━━━━━ RECORDS FOR THIS EXERCISE ━━━━━

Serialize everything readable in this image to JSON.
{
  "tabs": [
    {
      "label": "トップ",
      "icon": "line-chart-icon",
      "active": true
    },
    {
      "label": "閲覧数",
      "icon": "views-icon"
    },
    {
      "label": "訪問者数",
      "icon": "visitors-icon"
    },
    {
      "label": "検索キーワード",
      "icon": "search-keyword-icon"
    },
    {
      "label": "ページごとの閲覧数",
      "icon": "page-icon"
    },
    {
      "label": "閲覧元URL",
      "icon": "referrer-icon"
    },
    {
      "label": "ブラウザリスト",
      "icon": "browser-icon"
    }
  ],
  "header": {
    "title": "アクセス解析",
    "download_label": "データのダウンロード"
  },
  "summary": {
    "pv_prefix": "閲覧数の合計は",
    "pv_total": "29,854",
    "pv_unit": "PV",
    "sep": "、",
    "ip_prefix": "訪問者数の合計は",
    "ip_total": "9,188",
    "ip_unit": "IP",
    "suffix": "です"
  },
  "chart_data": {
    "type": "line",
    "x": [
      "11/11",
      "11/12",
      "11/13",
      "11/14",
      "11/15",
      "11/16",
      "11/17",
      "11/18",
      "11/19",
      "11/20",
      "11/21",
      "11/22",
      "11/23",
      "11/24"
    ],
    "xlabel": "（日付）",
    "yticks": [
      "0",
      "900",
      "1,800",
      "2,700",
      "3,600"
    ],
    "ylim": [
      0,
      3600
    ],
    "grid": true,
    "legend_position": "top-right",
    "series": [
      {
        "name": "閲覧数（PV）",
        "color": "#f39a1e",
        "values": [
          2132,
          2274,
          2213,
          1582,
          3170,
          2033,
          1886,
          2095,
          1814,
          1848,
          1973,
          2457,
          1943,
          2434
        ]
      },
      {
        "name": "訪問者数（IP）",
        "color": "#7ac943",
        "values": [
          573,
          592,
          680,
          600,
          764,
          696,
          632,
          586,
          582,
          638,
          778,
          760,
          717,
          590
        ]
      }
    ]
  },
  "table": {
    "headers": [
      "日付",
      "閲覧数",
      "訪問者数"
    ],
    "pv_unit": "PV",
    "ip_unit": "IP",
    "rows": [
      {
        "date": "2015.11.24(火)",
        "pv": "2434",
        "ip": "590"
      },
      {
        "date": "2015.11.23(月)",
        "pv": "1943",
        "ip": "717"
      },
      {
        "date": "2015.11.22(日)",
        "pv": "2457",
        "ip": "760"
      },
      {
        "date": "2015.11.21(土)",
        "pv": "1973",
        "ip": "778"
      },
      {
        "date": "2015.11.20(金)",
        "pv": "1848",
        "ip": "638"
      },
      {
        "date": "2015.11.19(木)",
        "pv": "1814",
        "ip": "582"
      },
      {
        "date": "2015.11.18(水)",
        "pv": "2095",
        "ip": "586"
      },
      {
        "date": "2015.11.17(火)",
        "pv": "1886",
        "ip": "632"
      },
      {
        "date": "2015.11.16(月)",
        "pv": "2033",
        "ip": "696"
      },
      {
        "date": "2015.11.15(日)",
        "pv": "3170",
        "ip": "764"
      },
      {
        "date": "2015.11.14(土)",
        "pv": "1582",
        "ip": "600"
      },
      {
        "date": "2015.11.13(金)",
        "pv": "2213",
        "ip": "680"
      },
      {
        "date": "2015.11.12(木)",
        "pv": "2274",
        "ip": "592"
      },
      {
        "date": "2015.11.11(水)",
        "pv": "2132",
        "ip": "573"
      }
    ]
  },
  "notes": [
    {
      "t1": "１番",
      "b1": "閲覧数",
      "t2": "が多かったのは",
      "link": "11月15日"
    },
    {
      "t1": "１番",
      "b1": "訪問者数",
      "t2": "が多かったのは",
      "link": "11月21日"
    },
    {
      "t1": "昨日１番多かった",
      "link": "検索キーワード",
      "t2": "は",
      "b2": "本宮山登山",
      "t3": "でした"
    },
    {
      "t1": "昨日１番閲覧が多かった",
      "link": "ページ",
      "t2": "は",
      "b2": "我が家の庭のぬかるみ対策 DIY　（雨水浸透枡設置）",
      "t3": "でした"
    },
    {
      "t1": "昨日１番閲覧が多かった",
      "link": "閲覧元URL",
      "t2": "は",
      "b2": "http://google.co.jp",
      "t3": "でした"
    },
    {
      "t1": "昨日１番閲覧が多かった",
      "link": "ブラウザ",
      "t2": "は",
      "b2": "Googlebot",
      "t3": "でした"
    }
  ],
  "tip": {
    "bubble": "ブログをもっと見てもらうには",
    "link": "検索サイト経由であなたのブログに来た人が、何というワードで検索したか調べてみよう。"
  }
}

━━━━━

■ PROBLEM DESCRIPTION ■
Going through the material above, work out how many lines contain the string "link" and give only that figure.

■ ANSWER AREA ■
7